## Work to be completed:
Please count how many lines of the data include the word "quality". Give only that number in reply.

Top of Information given

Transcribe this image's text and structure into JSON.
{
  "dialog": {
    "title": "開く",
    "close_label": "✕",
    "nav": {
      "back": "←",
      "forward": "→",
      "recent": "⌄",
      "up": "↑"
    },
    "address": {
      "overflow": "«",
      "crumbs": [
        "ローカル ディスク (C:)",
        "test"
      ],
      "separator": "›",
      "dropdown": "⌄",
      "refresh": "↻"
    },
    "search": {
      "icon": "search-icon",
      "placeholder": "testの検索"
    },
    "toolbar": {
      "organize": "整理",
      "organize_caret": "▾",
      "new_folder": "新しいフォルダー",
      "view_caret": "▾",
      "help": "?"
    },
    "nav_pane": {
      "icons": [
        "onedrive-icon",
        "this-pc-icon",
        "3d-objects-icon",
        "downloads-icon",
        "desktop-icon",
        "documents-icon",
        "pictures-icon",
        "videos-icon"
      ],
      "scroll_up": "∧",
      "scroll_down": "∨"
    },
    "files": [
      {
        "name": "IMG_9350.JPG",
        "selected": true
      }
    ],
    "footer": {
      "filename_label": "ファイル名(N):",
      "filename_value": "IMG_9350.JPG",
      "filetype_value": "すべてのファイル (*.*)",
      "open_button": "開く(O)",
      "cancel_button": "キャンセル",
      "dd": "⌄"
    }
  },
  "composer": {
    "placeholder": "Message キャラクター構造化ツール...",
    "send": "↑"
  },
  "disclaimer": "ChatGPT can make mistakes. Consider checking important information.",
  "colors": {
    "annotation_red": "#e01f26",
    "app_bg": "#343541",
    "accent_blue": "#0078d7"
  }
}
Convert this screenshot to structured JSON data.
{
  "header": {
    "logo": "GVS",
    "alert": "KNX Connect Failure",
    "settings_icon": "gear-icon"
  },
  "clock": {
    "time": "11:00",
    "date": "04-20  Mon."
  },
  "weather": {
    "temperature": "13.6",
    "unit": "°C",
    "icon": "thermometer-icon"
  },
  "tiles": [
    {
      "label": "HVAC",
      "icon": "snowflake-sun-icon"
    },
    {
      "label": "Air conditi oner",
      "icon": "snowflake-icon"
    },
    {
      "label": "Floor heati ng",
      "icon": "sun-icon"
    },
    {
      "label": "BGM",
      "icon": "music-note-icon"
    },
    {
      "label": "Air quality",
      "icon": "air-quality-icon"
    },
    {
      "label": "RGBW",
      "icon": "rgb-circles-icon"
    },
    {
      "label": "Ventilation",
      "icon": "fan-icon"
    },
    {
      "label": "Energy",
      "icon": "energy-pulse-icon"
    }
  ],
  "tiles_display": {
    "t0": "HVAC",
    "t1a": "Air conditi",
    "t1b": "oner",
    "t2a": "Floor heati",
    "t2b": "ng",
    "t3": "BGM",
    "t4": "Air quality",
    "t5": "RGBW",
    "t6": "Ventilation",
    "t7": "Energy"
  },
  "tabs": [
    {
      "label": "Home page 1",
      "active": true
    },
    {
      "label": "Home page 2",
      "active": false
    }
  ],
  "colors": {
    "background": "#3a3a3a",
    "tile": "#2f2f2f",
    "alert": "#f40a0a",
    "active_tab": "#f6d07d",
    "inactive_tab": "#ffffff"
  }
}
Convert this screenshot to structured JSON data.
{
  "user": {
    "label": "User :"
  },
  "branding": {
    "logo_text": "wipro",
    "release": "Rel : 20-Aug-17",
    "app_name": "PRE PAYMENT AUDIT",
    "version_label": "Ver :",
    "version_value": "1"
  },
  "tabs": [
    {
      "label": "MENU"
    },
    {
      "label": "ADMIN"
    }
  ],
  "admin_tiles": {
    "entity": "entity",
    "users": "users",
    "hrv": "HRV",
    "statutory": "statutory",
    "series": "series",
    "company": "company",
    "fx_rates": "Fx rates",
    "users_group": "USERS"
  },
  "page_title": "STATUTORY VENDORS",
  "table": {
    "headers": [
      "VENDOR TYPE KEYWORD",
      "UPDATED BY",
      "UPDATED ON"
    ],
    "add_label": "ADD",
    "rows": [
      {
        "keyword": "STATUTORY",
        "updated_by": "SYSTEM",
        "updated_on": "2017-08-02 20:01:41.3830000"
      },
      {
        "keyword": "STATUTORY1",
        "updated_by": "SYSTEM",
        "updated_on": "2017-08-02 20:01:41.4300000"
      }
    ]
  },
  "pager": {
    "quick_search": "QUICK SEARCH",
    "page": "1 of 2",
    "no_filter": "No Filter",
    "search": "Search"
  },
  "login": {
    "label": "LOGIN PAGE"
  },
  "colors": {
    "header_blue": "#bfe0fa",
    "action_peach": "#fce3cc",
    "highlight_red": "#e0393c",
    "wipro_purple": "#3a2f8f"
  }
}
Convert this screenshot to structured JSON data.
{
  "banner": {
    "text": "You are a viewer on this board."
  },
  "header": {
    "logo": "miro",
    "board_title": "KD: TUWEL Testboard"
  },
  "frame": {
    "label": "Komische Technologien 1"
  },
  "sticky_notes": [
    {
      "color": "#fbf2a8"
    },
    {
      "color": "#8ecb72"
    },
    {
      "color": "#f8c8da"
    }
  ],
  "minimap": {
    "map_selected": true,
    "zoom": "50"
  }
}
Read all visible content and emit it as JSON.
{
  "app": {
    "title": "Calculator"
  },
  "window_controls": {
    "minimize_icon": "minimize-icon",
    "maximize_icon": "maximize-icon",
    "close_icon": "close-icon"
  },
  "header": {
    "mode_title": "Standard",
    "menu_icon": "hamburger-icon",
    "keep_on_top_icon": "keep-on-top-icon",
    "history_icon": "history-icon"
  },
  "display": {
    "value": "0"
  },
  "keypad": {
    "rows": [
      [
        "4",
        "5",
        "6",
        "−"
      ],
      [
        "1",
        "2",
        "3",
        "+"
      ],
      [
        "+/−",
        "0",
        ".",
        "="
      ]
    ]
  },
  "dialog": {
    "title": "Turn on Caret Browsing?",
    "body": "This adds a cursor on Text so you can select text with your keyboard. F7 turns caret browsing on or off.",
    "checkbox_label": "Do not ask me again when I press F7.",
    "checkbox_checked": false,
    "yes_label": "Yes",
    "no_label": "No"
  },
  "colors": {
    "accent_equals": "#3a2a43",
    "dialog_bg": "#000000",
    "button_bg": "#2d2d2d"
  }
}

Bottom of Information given

## Task result:
3